“Municipal wells like this one are being put at risk and are going dry because of the groundwater overdraft problems from agriculture,” Harris said. “There are families who don’t have access to running water right now because they have dry domestic wells.”

Residents with dry wells can get help from a state program that provides bottled water as well as storage tanks regularly filled by water delivery trucks. The state also provides money to replace dry wells, but there’s a long wait to get a new one.

Not everyone is getting assistance.

Thomas Chairez said his Fairmead property, which he rents to a family of eight, used to get water from his neighbor’s well. But when it went dry two years ago, his tenants lost access to running water.

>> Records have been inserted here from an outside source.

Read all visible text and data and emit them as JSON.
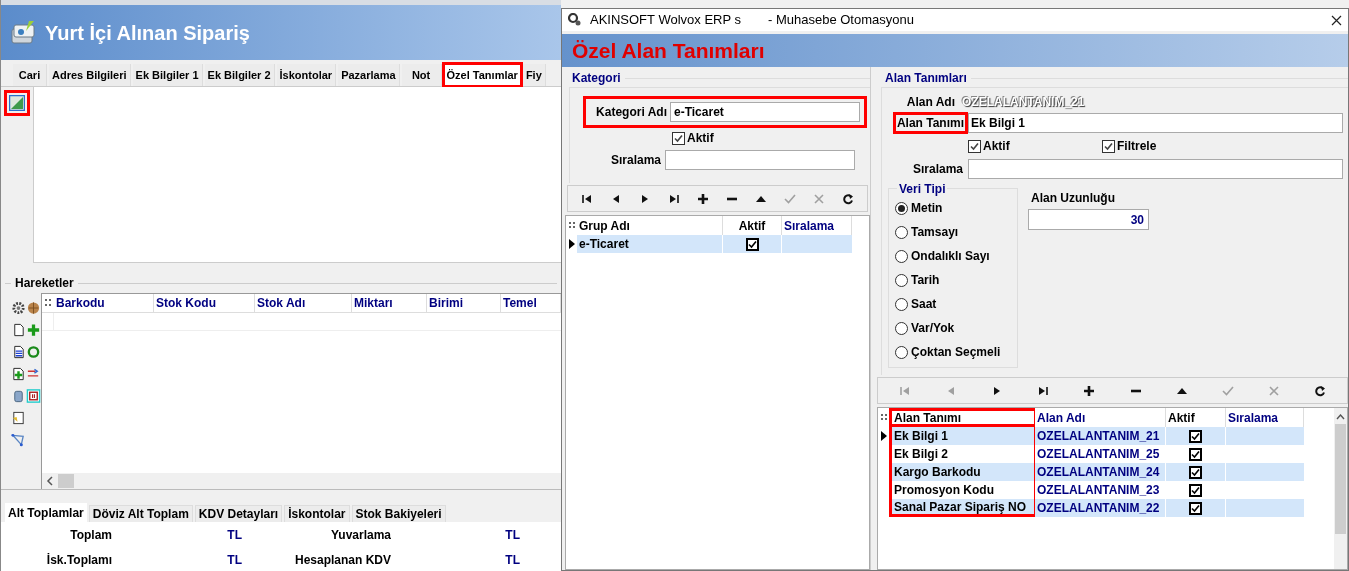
{
  "main_window": {
    "title": "Yurt İçi Alınan Sipariş",
    "tabs": [
      {
        "label": "Cari",
        "selected": false,
        "highlighted": false
      },
      {
        "label": "Adres Bilgileri",
        "selected": false,
        "highlighted": false
      },
      {
        "label": "Ek Bilgiler 1",
        "selected": false,
        "highlighted": false
      },
      {
        "label": "Ek Bilgiler 2",
        "selected": false,
        "highlighted": false
      },
      {
        "label": "İskontolar",
        "selected": false,
        "highlighted": false
      },
      {
        "label": "Pazarlama",
        "selected": false,
        "highlighted": false
      },
      {
        "label": "Not",
        "selected": false,
        "highlighted": false
      },
      {
        "label": "Özel Tanımlar",
        "selected": true,
        "highlighted": true
      },
      {
        "label": "Fiy",
        "selected": false,
        "highlighted": false
      }
    ],
    "image_button": {
      "highlighted": true
    },
    "hareketler": {
      "title": "Hareketler",
      "columns": [
        "Barkodu",
        "Stok Kodu",
        "Stok Adı",
        "Miktarı",
        "Birimi",
        "Temel"
      ]
    },
    "bottom_tabs": [
      {
        "label": "Alt Toplamlar",
        "selected": true
      },
      {
        "label": "Döviz Alt Toplam",
        "selected": false
      },
      {
        "label": "KDV Detayları",
        "selected": false
      },
      {
        "label": "İskontolar",
        "selected": false
      },
      {
        "label": "Stok Bakiyeleri",
        "selected": false
      }
    ],
    "totals": [
      [
        "Toplam",
        "TL",
        "Yuvarlama",
        "TL"
      ],
      [
        "İsk.Toplamı",
        "TL",
        "Hesaplanan KDV",
        "TL"
      ]
    ]
  },
  "dialog": {
    "app_title": "AKINSOFT Wolvox ERP s",
    "app_subtitle": "- Muhasebe Otomasyonu",
    "header": "Özel Alan Tanımları",
    "kategori": {
      "title": "Kategori",
      "name_label": "Kategori Adı",
      "name_value": "e-Ticaret",
      "name_highlighted": true,
      "aktif_label": "Aktif",
      "aktif": true,
      "order_label": "Sıralama",
      "toolbar": [
        {
          "kind": "first",
          "disabled": false
        },
        {
          "kind": "prev",
          "disabled": false
        },
        {
          "kind": "next",
          "disabled": false
        },
        {
          "kind": "last",
          "disabled": false
        },
        {
          "kind": "add",
          "disabled": false
        },
        {
          "kind": "delete",
          "disabled": false
        },
        {
          "kind": "up",
          "disabled": false
        },
        {
          "kind": "post",
          "disabled": true
        },
        {
          "kind": "cancel",
          "disabled": true
        },
        {
          "kind": "refresh",
          "disabled": false
        }
      ],
      "columns": [
        {
          "label": "Grup Adı",
          "color": "#000000"
        },
        {
          "label": "Aktif",
          "color": "#000000"
        },
        {
          "label": "Sıralama",
          "color": "#000080"
        }
      ],
      "rows": [
        {
          "name": "e-Ticaret",
          "aktif": true,
          "current": true
        }
      ]
    },
    "alan": {
      "title": "Alan Tanımları",
      "alan_adi_label": "Alan Adı",
      "alan_adi": "OZELALANTANIM_21",
      "tanim_label": "Alan Tanımı",
      "tanim_highlighted": true,
      "tanim_value": "Ek Bilgi 1",
      "aktif_label": "Aktif",
      "aktif": true,
      "filtrele_label": "Filtrele",
      "filtrele": true,
      "order_label": "Sıralama",
      "veri_tipi_title": "Veri Tipi",
      "veri_tipi": [
        {
          "label": "Metin",
          "selected": true
        },
        {
          "label": "Tamsayı",
          "selected": false
        },
        {
          "label": "Ondalıklı Sayı",
          "selected": false
        },
        {
          "label": "Tarih",
          "selected": false
        },
        {
          "label": "Saat",
          "selected": false
        },
        {
          "label": "Var/Yok",
          "selected": false
        },
        {
          "label": "Çoktan Seçmeli",
          "selected": false
        }
      ],
      "length_label": "Alan Uzunluğu",
      "length_value": "30",
      "toolbar": [
        {
          "kind": "first",
          "disabled": true
        },
        {
          "kind": "prev",
          "disabled": true
        },
        {
          "kind": "next",
          "disabled": false
        },
        {
          "kind": "last",
          "disabled": false
        },
        {
          "kind": "add",
          "disabled": false
        },
        {
          "kind": "delete",
          "disabled": false
        },
        {
          "kind": "up",
          "disabled": false
        },
        {
          "kind": "post",
          "disabled": true
        },
        {
          "kind": "cancel",
          "disabled": true
        },
        {
          "kind": "refresh",
          "disabled": false
        }
      ],
      "columns": [
        {
          "label": "Alan Tanımı",
          "color": "#000000",
          "highlighted": true
        },
        {
          "label": "Alan Adı",
          "color": "#000080",
          "highlighted": false
        },
        {
          "label": "Aktif",
          "color": "#000000",
          "highlighted": false
        },
        {
          "label": "Sıralama",
          "color": "#000080",
          "highlighted": false
        }
      ],
      "rows": [
        {
          "tanim": "Ek Bilgi 1",
          "adi": "OZELALANTANIM_21",
          "aktif": true,
          "current": true
        },
        {
          "tanim": "Ek Bilgi 2",
          "adi": "OZELALANTANIM_25",
          "aktif": true,
          "current": false
        },
        {
          "tanim": "Kargo Barkodu",
          "adi": "OZELALANTANIM_24",
          "aktif": true,
          "current": false
        },
        {
          "tanim": "Promosyon Kodu",
          "adi": "OZELALANTANIM_23",
          "aktif": true,
          "current": false
        },
        {
          "tanim": "Sanal Pazar Sipariş NO",
          "adi": "OZELALANTANIM_22",
          "aktif": true,
          "current": false
        }
      ]
    }
  }
}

Chairez is trying to get the county to provide a storage tank and water delivery service. For now, his tenants have to fill up 5-gallon (19-liter) buckets at a friend’s home and transport water by car each day. They use the water to cook and take showers. They have portable toilets in the backyard.

Top Feature Photo: Elaine Moore stands next to a dry irrigation canal and almond orchard near her property, where two wells have gone dry this summer in Chowchilla, California, Sept 14, 2022. Amid a megadrought plaguing the American West, more rural communities are losing access to groundwater as heavy pumping depletes underground aquifers that aren’t being replenished by rain and snow – AP Photo/Terry Chea